• _RECORDS FOR THIS TASK_
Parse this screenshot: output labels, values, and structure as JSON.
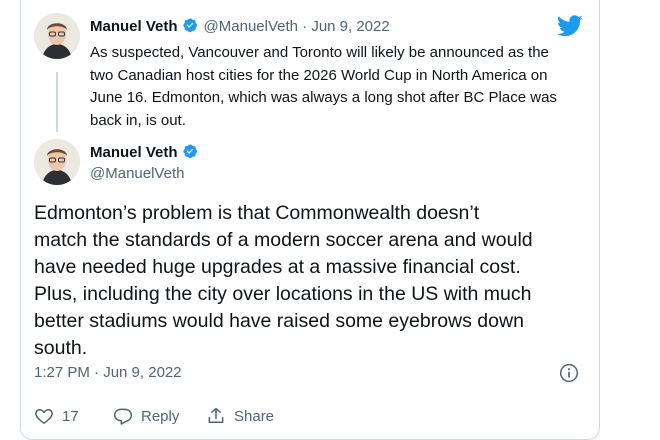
{
  "quoted": {
    "display_name": "Manuel Veth",
    "meta": "@ManuelVeth · Jun 9, 2022",
    "lines": [
      "As suspected, Vancouver and Toronto will likely be announced as the",
      "two Canadian host cities for the 2026 World Cup in North America on",
      "June 16. Edmonton, which was always a long shot after BC Place was",
      "back in, is out."
    ]
  },
  "tweet": {
    "display_name": "Manuel Veth",
    "handle": "@ManuelVeth",
    "lines": [
      "Edmonton’s problem is that Commonwealth doesn’t",
      "match the standards of a modern soccer arena and would",
      "have needed huge upgrades at a massive financial cost.",
      "Plus, including the city over locations in the US with much",
      "better stadiums would have raised some eyebrows down",
      "south."
    ],
    "timestamp": "1:27 PM · Jun 9, 2022"
  },
  "actions": {
    "like_count": "17",
    "reply_label": "Reply",
    "share_label": "Share"
  },
  "colors": {
    "brand": "#1d9bf0",
    "text": "#0f1419",
    "secondary": "#536471",
    "border": "#cfd9de"
  },
  "icons": [
    "twitter-bird-icon",
    "verified-badge-icon",
    "info-icon",
    "heart-icon",
    "reply-icon",
    "share-icon"
  ]
}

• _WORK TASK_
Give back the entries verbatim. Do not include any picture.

• _RESULT FOR THIS EXERCISE_
Parse this screenshot: output labels, values, and structure as JSON.
{
  "quoted": {
    "display_name": "Manuel Veth",
    "meta": "@ManuelVeth · Jun 9, 2022",
    "lines": [
      "As suspected, Vancouver and Toronto will likely be announced as the",
      "two Canadian host cities for the 2026 World Cup in North America on",
      "June 16. Edmonton, which was always a long shot after BC Place was",
      "back in, is out."
    ]
  },
  "tweet": {
    "display_name": "Manuel Veth",
    "handle": "@ManuelVeth",
    "lines": [
      "Edmonton’s problem is that Commonwealth doesn’t",
      "match the standards of a modern soccer arena and would",
      "have needed huge upgrades at a massive financial cost.",
      "Plus, including the city over locations in the US with much",
      "better stadiums would have raised some eyebrows down",
      "south."
    ],
    "timestamp": "1:27 PM · Jun 9, 2022"
  },
  "actions": {
    "like_count": "17",
    "reply_label": "Reply",
    "share_label": "Share"
  },
  "colors": {
    "brand": "#1d9bf0",
    "text": "#0f1419",
    "secondary": "#536471",
    "border": "#cfd9de"
  },
  "icons": [
    "twitter-bird-icon",
    "verified-badge-icon",
    "info-icon",
    "heart-icon",
    "reply-icon",
    "share-icon"
  ]
}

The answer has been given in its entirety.